Miami Beach’s ‘Rock Doc’ busted on Medicare fraud charges

09/30/2013 9:56 AM

09/30/2013 6:08 PM

The “Rock Doc” stood in Miami federal court Monday sporting an all-black look of T-shirt, pants and sneakers but some not-so-hip accessories – shackles on his wrists and ankles. His grayish-blond hair, once worn in punk-style spikes, was disheveled.

Christopher Gregory Wayne, dubbed the “Rock Doc,’’ had been arrested at Larkin Community Hospital earlier in the day on a dozen charges of Medicare fraud. The longtime Miami Beach resident, 53, was accused of falsely billing the taxpayer-funded program for physical therapy procedures, such as massages and electrical stimulation, that were not necessary or in some instances had been provided at his prior medical practice in Miami.

Wayne, a state-licensed osteopathic physician, seemed utterly disoriented in court.

He had just been arrested, his defense lawyer was absent and prosecutors sought to detain him permanently, calling him a flight risk. “I don’t understand what we’re talking about,” Wayne told Magistrate Judge Barry Garber. “So, even if my lawyer comes tomorrow, I can’t be released tomorrow?”

“No, sir,” responded Garber.

Garber set Wayne’s arraignment for Tuesday and scheduled a bond hearing on Thursday.

His defense lawyer, Michael Grieco, said he will seek Wayne’s release from the Miami Federal Detention Center, scoffing at the allegation his client might flee. “I don’t think there’s anything to back that up,” Grieco said. “He’s a longtime resident of Miami-Dade County.”

Wayne, who has sported the punkish hair along with chains, bangles and leather bracelets in the past, has been in the public eye before as a focus of a Wall Street Journal profile in December 2010. According to the profile, he has used his Pine Tree Island home as a production studio for Playboy photo spreads and has posed with celebrities such as Paris Hilton and Aerosmith’s Steven Tyler.

In 2008, he took in more than $1.2 million from Medicare -- the government program for the elderly and disabled -- mainly by billing for physical therapy that involves heat packs and electrical stimulation, according to the Journal profile.

An indictment, filed by the U.S. Attorney’s Office, charged him with 12 counts of Medicare fraud, by submitting “false claims” for therapeutic treatments, such as a 15-minute massages ($25), electrical stimulations ($20) and ultrasounds ($15).
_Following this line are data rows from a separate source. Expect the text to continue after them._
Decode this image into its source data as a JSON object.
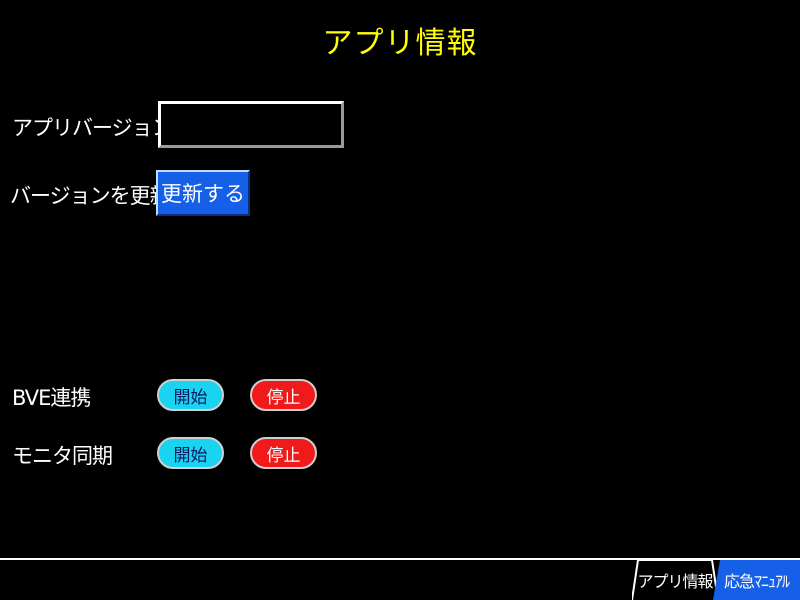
{
  "header": {
    "title": "アプリ情報"
  },
  "version": {
    "label": "アプリバージョン",
    "value": "",
    "placeholder": ""
  },
  "update": {
    "label": "バージョンを更新",
    "button_label": "更新する"
  },
  "controls": [
    {
      "label": "BVE連携",
      "start_label": "開始",
      "stop_label": "停止"
    },
    {
      "label": "モニタ同期",
      "start_label": "開始",
      "stop_label": "停止"
    }
  ],
  "tabs": [
    {
      "label": "アプリ情報",
      "active": true
    },
    {
      "label": "応急ﾏﾆｭｱﾙ",
      "active": false
    }
  ],
  "colors": {
    "background": "#000000",
    "title": "#ffff00",
    "update_button": "#1560e6",
    "start_button": "#19d3f0",
    "stop_button": "#f01a1a",
    "active_tab_alt": "#1560e6"
  }
}
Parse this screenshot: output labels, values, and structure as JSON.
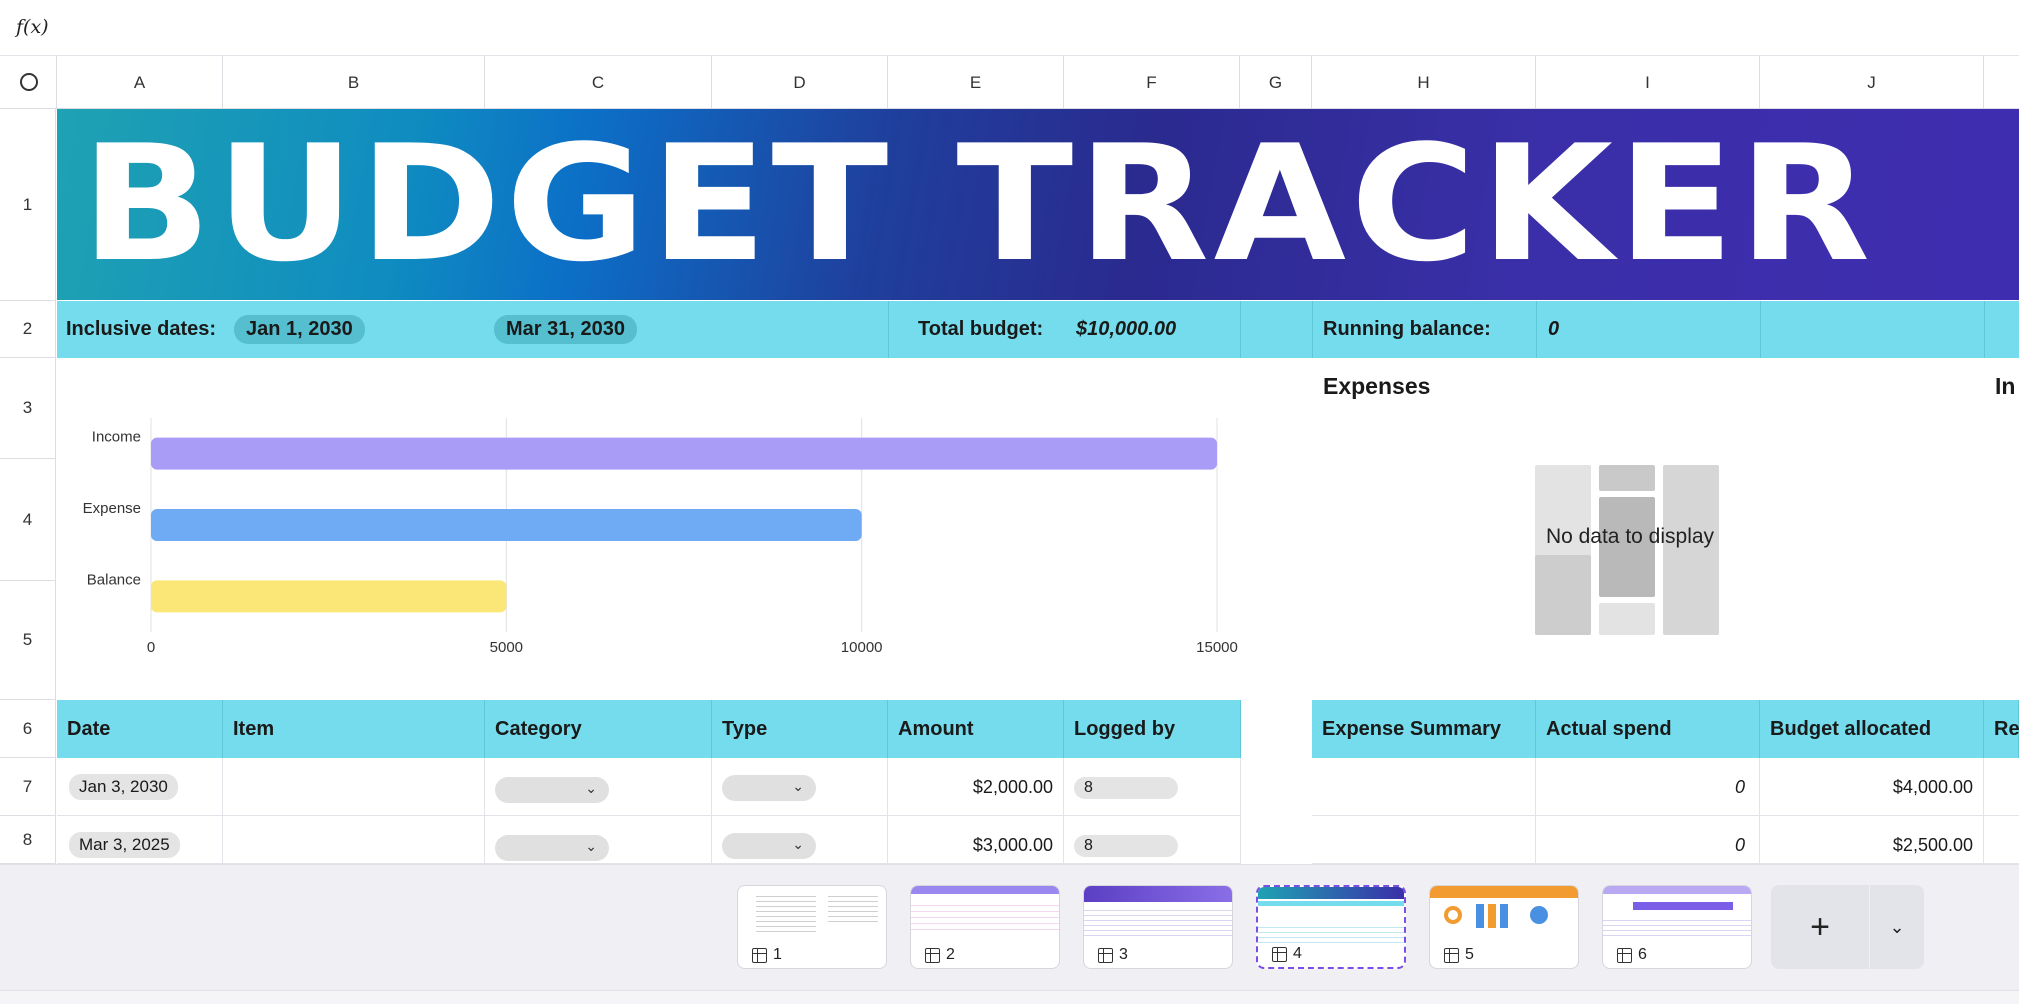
{
  "formula_bar": {
    "label": "f(x)"
  },
  "columns": [
    "A",
    "B",
    "C",
    "D",
    "E",
    "F",
    "G",
    "H",
    "I",
    "J"
  ],
  "rows": [
    "1",
    "2",
    "3",
    "4",
    "5",
    "6",
    "7",
    "8"
  ],
  "banner": {
    "title": "BUDGET TRACKER"
  },
  "summary_row": {
    "inclusive_label": "Inclusive dates:",
    "start_date": "Jan 1, 2030",
    "end_date": "Mar 31, 2030",
    "total_budget_label": "Total budget:",
    "total_budget_value": "$10,000.00",
    "running_balance_label": "Running balance:",
    "running_balance_value": "0"
  },
  "sections": {
    "expenses": "Expenses",
    "income_partial": "In"
  },
  "chart_data": {
    "type": "bar",
    "orientation": "horizontal",
    "categories": [
      "Income",
      "Expense",
      "Balance"
    ],
    "values": [
      15000,
      10000,
      5000
    ],
    "colors": [
      "#a99cf6",
      "#6faaf5",
      "#fbe678"
    ],
    "xlim": [
      0,
      15000
    ],
    "xticks": [
      "0",
      "5000",
      "10000",
      "15000"
    ],
    "grid": true
  },
  "no_data": {
    "text": "No data to display"
  },
  "table": {
    "headers": [
      "Date",
      "Item",
      "Category",
      "Type",
      "Amount",
      "Logged by"
    ],
    "rows": [
      {
        "date": "Jan 3, 2030",
        "amount": "$2,000.00",
        "logged_by": "8"
      },
      {
        "date": "Mar 3, 2025",
        "amount": "$3,000.00",
        "logged_by": "8"
      }
    ]
  },
  "summary_table": {
    "headers": [
      "Expense Summary",
      "Actual spend",
      "Budget allocated",
      "Re"
    ],
    "rows": [
      {
        "actual": "0",
        "budget": "$4,000.00"
      },
      {
        "actual": "0",
        "budget": "$2,500.00"
      }
    ]
  },
  "sheets": [
    {
      "label": "1"
    },
    {
      "label": "2"
    },
    {
      "label": "3"
    },
    {
      "label": "4",
      "active": true
    },
    {
      "label": "5"
    },
    {
      "label": "6"
    }
  ],
  "sheet_controls": {
    "add": "+",
    "more": "⌄"
  }
}
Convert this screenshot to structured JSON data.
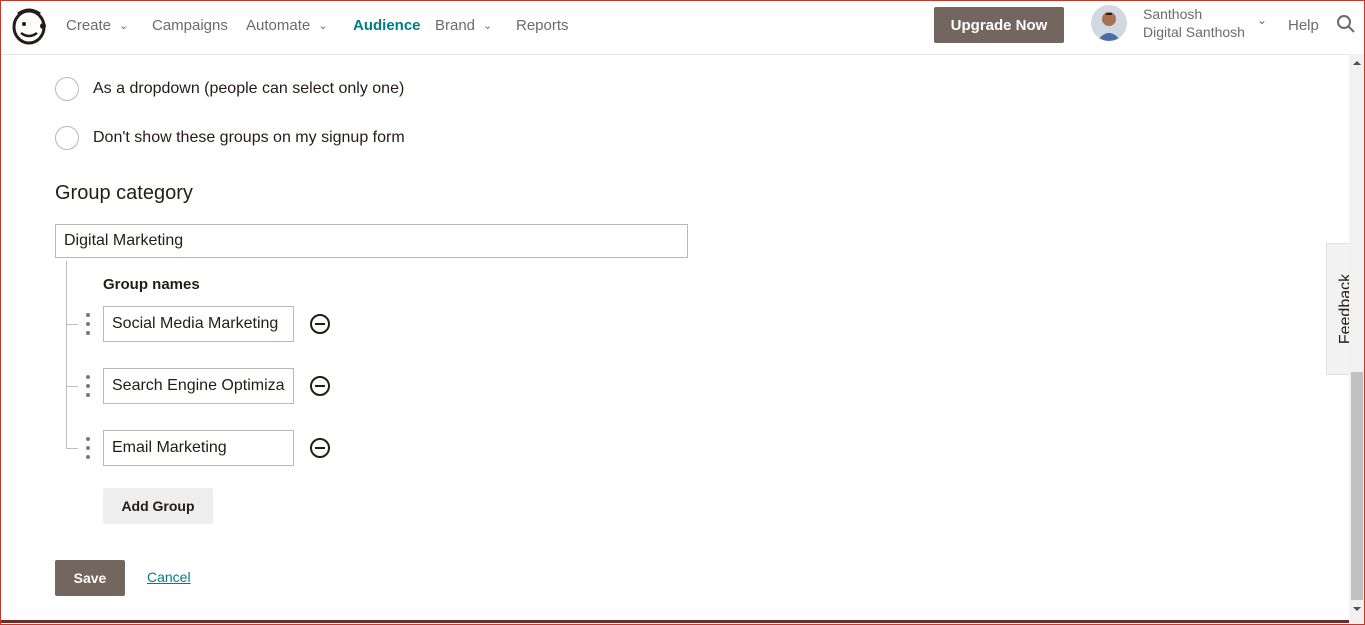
{
  "header": {
    "nav": [
      {
        "label": "Create",
        "has_chevron": true
      },
      {
        "label": "Campaigns",
        "has_chevron": false
      },
      {
        "label": "Automate",
        "has_chevron": true
      },
      {
        "label": "Audience",
        "has_chevron": false,
        "active": true
      },
      {
        "label": "Brand",
        "has_chevron": true
      },
      {
        "label": "Reports",
        "has_chevron": false
      }
    ],
    "upgrade_label": "Upgrade Now",
    "user_name": "Santhosh",
    "user_org": "Digital Santhosh",
    "help_label": "Help",
    "icons": {
      "logo": "mailchimp-logo-icon",
      "search": "search-icon",
      "avatar": "user-avatar"
    }
  },
  "form": {
    "options": [
      {
        "label": "As a dropdown (people can select only one)",
        "selected": false
      },
      {
        "label": "Don't show these groups on my signup form",
        "selected": false
      }
    ],
    "category_title": "Group category",
    "category_value": "Digital Marketing",
    "group_names_label": "Group names",
    "groups": [
      {
        "value": "Social Media Marketing"
      },
      {
        "value": "Search Engine Optimization"
      },
      {
        "value": "Email Marketing"
      }
    ],
    "add_group_label": "Add Group",
    "save_label": "Save",
    "cancel_label": "Cancel"
  },
  "feedback_label": "Feedback",
  "colors": {
    "accent": "#007c89",
    "button_dark": "#72665e",
    "button_light": "#eeeeee"
  }
}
The indictment accuses him of “falsely and fraudulently representing that these treatments and services were medically necessary and had been provided to Medicare beneficiaries” between December 2007 and August 2009. The indictment further alleges that he disbursed the Medicare payments to himself and others.

Wayne once operated a lucrative medical practice in Miami ’s Design District. He told the Journal that he expanded physical therapy at his clinic because his patients needed it.

Medicare regulations require that physical therapists billing under a physician must have completed an accredited physical-therapy education program, the Journal reported. But Wayne said he trained his “office girls” to do the work, in part because hiring full-fledged physical therapists was too expensive.

Wayne acknowledged grossing $1.1 million or $1.2 million from Medicare in 2008, and estimated his take-home that year from his clinic was about $400,000. His gross payments were more than 24 times the Medicare income of the average family doctor, according to the Journal’s analysis of Medicare-claims data.

All together, Wayne’s medical practice received more than $2.6 million from Medicare between 2007 and 2009, according to the Journal’s analysis.

In the story, Wayne denied abusing the system, saying he had not been accused of wrongdoing by authorities. He said his regimen “does wonders” if used correctly. He added that he gave physical therapy to “patients who needed it, with appropriate diagnoses, and I should get paid for it.”

But Medicare administrators grew suspicious of Wayne’s voluminous billing activity for physical therapy services and began heavily scrutinizing his bills in 2009. That increased oversight forced him to sell his business.

Wayne, who obtained his osteopathic license in 1990, went to work for a pain clinic, Park Place Medical Group, in Fort Lauderdale in 2011-12, according to state records.

But he got into trouble dispensing pain killers and other prescription drugs. In September 2012, the state Department of Health banned him from owning, operating or working in a pain management clinic and from dispensing prescription drugs, such as Oxycodone, Xanax and Flexeril.

His Facebook page says Wayne is now working in the emergency room at Larkin Community Hospital, where he was arrested Monday by agents with the FBI and Department of Health and Human Services-Office of Inspector General.

Join the Discussion

Miami Herald is pleased to provide this opportunity to share information, experiences and observations about what's in the news. Some of the comments may be reprinted elsewhere on the site or in the newspaper. We encourage lively, open debate on the issues of the day, and ask that you refrain from profanity, hate speech, personal comments and remarks that are off point. Thank you for taking the time to offer your thoughts.

Terms of Service